On January 31, 1905, Seibert signed with the professional Canadian Soo of the International Professional Hockey League (IPHL) for $30 per week and board.[6] He only played one game with the Soo, suffering a season-ending broken leg in his first game against Calumet on February 2, 1905. Seibert later played professional hockey for London, Ontario and Guelph in the Ontario Professional Hockey League. The Royals played in the OPHL during the 1908–09 season. He also played professional in the Northwestern Michigan League.[7]
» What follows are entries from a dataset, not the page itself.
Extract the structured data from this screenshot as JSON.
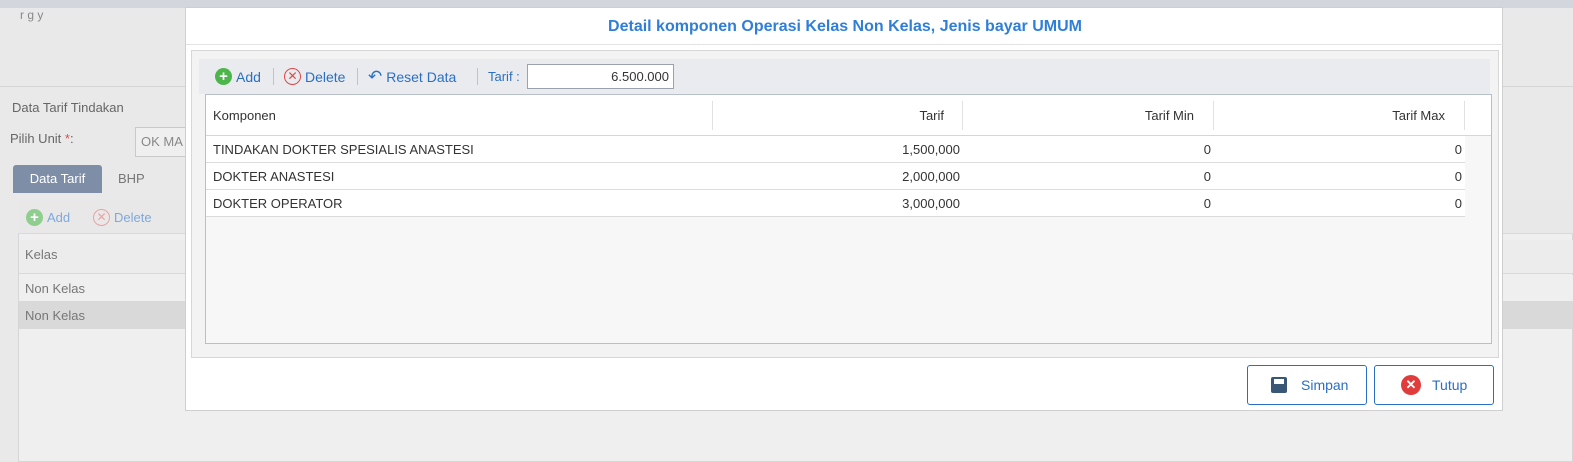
{
  "background": {
    "topbar_text": "r        g        y",
    "section_title": "Data Tarif Tindakan",
    "unit_label": "Pilih Unit",
    "unit_required": "*",
    "unit_label_suffix": ":",
    "unit_value": "OK MA",
    "tabs": [
      "Data Tarif",
      "BHP"
    ],
    "toolbar": {
      "add": "Add",
      "delete": "Delete"
    },
    "grid_header": "Kelas",
    "rows": [
      "Non Kelas",
      "Non Kelas"
    ]
  },
  "modal": {
    "title": "Detail komponen Operasi Kelas Non Kelas, Jenis bayar UMUM",
    "toolbar": {
      "add": "Add",
      "delete": "Delete",
      "reset": "Reset Data",
      "tarif_label": "Tarif :",
      "tarif_value": "6.500.000"
    },
    "grid": {
      "columns": [
        "Komponen",
        "Tarif",
        "Tarif Min",
        "Tarif Max"
      ],
      "rows": [
        {
          "komponen": "TINDAKAN DOKTER SPESIALIS ANASTESI",
          "tarif": "1,500,000",
          "tarif_min": "0",
          "tarif_max": "0"
        },
        {
          "komponen": "DOKTER ANASTESI",
          "tarif": "2,000,000",
          "tarif_min": "0",
          "tarif_max": "0"
        },
        {
          "komponen": "DOKTER OPERATOR",
          "tarif": "3,000,000",
          "tarif_min": "0",
          "tarif_max": "0"
        }
      ]
    },
    "buttons": {
      "save": "Simpan",
      "close": "Tutup"
    }
  },
  "colors": {
    "accent": "#2f7fd8",
    "add": "#4cb64c",
    "delete": "#e04848",
    "tab_active": "#7e8ea6"
  }
}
Seibert was inducted into the Hockey Hall of Fame in 1961. He is also an inductee in the Waterloo Region Hall of Fame.[8] His son Earl Seibert is also a member of the Hockey Hall of Fame and the Waterloo Region Hall of Fame.

Career statistics[edit]

    Regular season   Playoffs
Season Team League GP G A Pts PIM GP G A Pts PIM
1899–1900 Berlin Hockey Club WOHA 8 10 0 10
1900–01 Berlin Hockey Club WOHA 6 13 0 13
1901–02 Berlin Hockey Club WOHA 8 17 0 17
1904–05 Canadian Soo IPHL 1 0 0 0 0
WOHA totals 22 40 0 40

References[edit]

Notes
  1. ^ a b c d "Earl Siebert's Father Passes". Toronto Globe and Mail. May 16, 1944. p. 15. 
  2. ^ "Oliver L. Seibert". Waterloo Region Generations. Retrieved February 12, 2012. 
  3. ^ "Sarah Bedford". Waterloo Region Generations. Retrieved February 12, 2012. 
  4. ^ "Emma Fuhrman". Waterloo Region Generations. Retrieved February 12, 2012. 
  5. ^ "The O.H.A. Executive". Toronto Globe. December 31, 1904. p. 17. 
  6. ^ "Seibert Deserts Berlin". Toronto Globe. February 1, 1905. p. 10. 
  7. ^ "Seibert, Oliver - Biography". Hockey Hall of Fame. Retrieved February 14, 2012. 
  8. ^ "Inductees - S to V". Waterloo Region Museum. Retrieved February 14, 2012. 

External links[edit]